… former Herald reporter Susanna Ray, now with Bloomberg News, reports from Frankfurt, Germany, on Icelandair’s plans to get into the jet leasing business. It’s not a huge order for Boeing, but it’s a big deal in Reykjavik — an airline with 12 planes in its fleet has ordered 10 new planes.
Read for yourself:
Boeing Wins Icelandair Leasing Unit’s 10-Plane Order
By Susanna Ray
Jan. 26 (Bloomberg) — Boeing Co., the world’s second-biggest
planemaker, received an order for 10 737-800 airliners from
Icelandair Hf, worth about $650 million at list prices, as
Iceland’s biggest carrier sets up a plane-leasing business.
The contract for the 162- to 189-seat medium-range airliner
also includes options for five more 737-800s, Chicago-based Boeing
said today in an e-mailed statement.
The planes, which were bought at “a very favorable price”
in Icelandair’s biggest-ever order, will be delivered starting in
2006 and provided to Chinese airlines, the Reykjavik-based carrier
said in a separate release on its Web site.
Boeing earlier this month beat larger competitor Airbus SAS
with a 10-plane 737-800 order from TUI AG’s Hapag-Lloyd Flug
airline unit. Toulouse, France-based Airbus, which overtook Boeing
in plane deliveries in 2003, in November won a 70-plane, 40-option
order worth as much as $6.6 billion for its competing A320 model
from Air Berlin GmbH, Europe’s third-biggest low-cost airline.
Icelandair’s nine-month net income rose 56 percent to 2.68
billion kronur ($43 million), and sales rose 14 percent to 34
billion kronur, as the airline added flights and cut fares to
Chairman Hannes Smarason said in November the company may
increase its 10.1 percent stake in EasyJet Plc, Europe’s second-
biggest discount airline, to grow outside Iceland.
Icelandair said Jan. 12 that it had bought three used Boeing
737-500s from Ireland’s state-owned Aer Lingus to lease to Air
Baltic in Latvia as it formed a 49 percent-owned plane-leasing
venture. The company didn’t identify the business’s other owners.
The airline expects to sign leasing accords this year through

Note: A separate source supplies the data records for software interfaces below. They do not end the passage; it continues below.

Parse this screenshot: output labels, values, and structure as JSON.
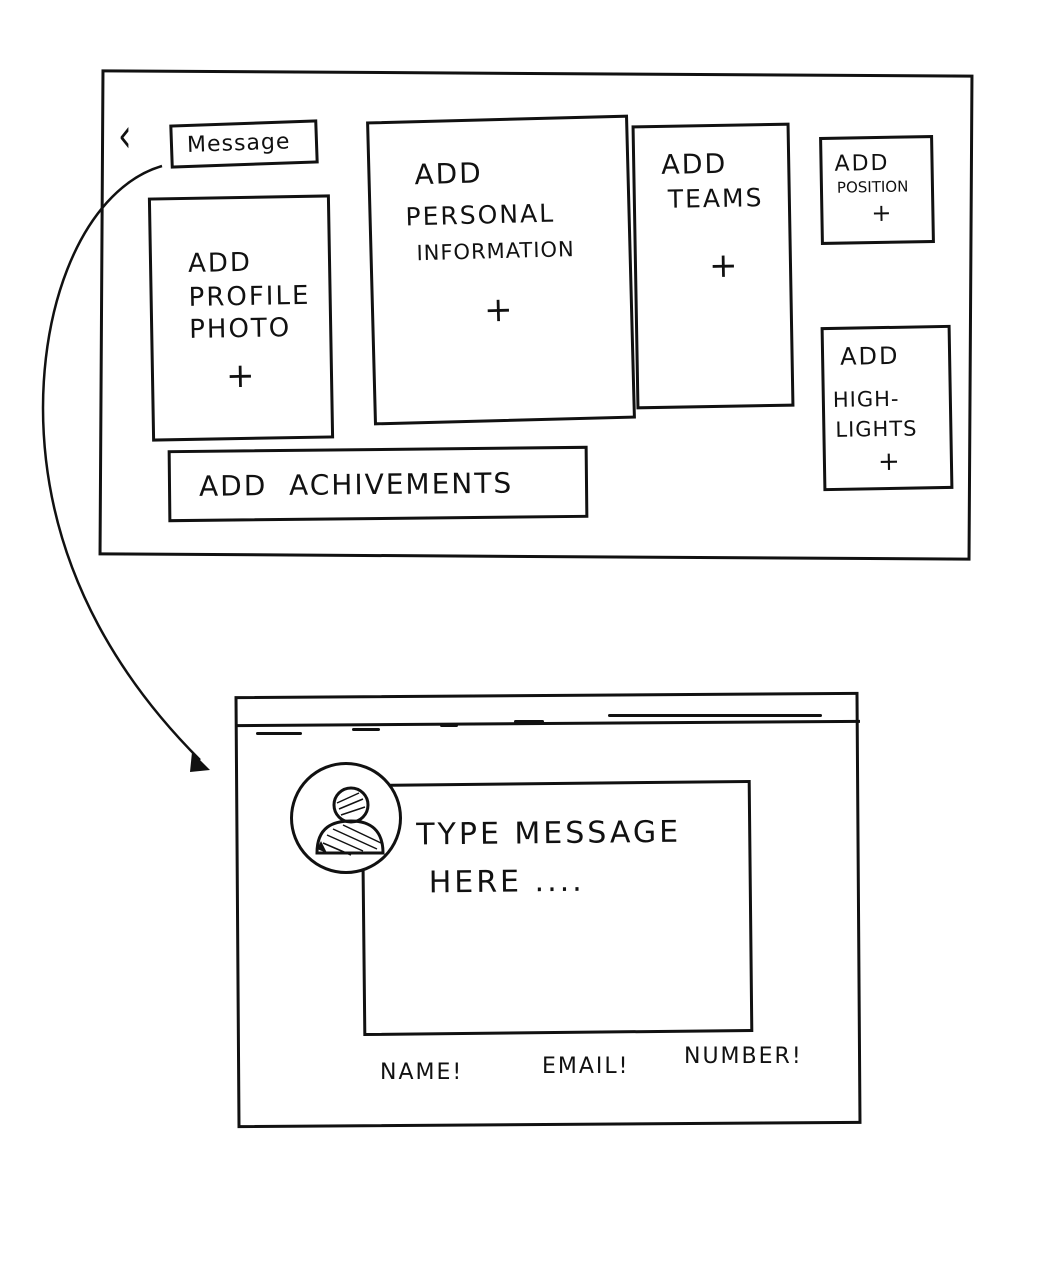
{
  "profile_editor": {
    "message_button": "Message",
    "cards": {
      "profile_photo": {
        "lines": [
          "ADD",
          "PROFILE",
          "PHOTO"
        ],
        "plus": "+"
      },
      "personal_info": {
        "lines": [
          "ADD",
          "PERSONAL",
          "INFORMATION"
        ],
        "plus": "+"
      },
      "teams": {
        "lines": [
          "ADD",
          "TEAMS"
        ],
        "plus": "+"
      },
      "position": {
        "lines": [
          "ADD",
          "POSITION"
        ],
        "plus": "+"
      },
      "highlights": {
        "lines": [
          "ADD",
          "HIGH-",
          "LIGHTS"
        ],
        "plus": "+"
      },
      "achievements": {
        "label": "ADD  ACHIVEMENTS"
      }
    }
  },
  "message_window": {
    "placeholder_lines": [
      "TYPE MESSAGE",
      "HERE ...."
    ],
    "fields": {
      "name": "NAME!",
      "email": "EMAIL!",
      "number": "NUMBER!"
    }
  }
}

the Sunrock subsidiary of Sojitz Corp. a Japanese trading company,
Icelandair said today.
The Icelandic carrier has an all-Boeing fleet of 12 aircraft,
according to its Web site. The average age of the 10 airplanes
used in international passenger operations is 6.4 years.
Icelandair, which flies to 20 destinations in 10 countries in
Europe and North America, carried 1.3 million passengers last
year, an 18 percent increase from 2003.
The company raised 3.8 billion kronur in a share sale Nov. 10
and had about 10 billion kronur in cash and equivalents on hand at
the end of Sept. 30.
Shares of Icelandair rose as much as 8.3 percent and were up
0.55 krona, or 4.6 percent, at 12.65 kronur at 3:55 p.m. in
Reykjavik, valuing the company at 32.1 billion kronur. Boeing
shares in New York were up 5 cents, or 0.1 percent, at $49.89
after rising as much as 1 percent.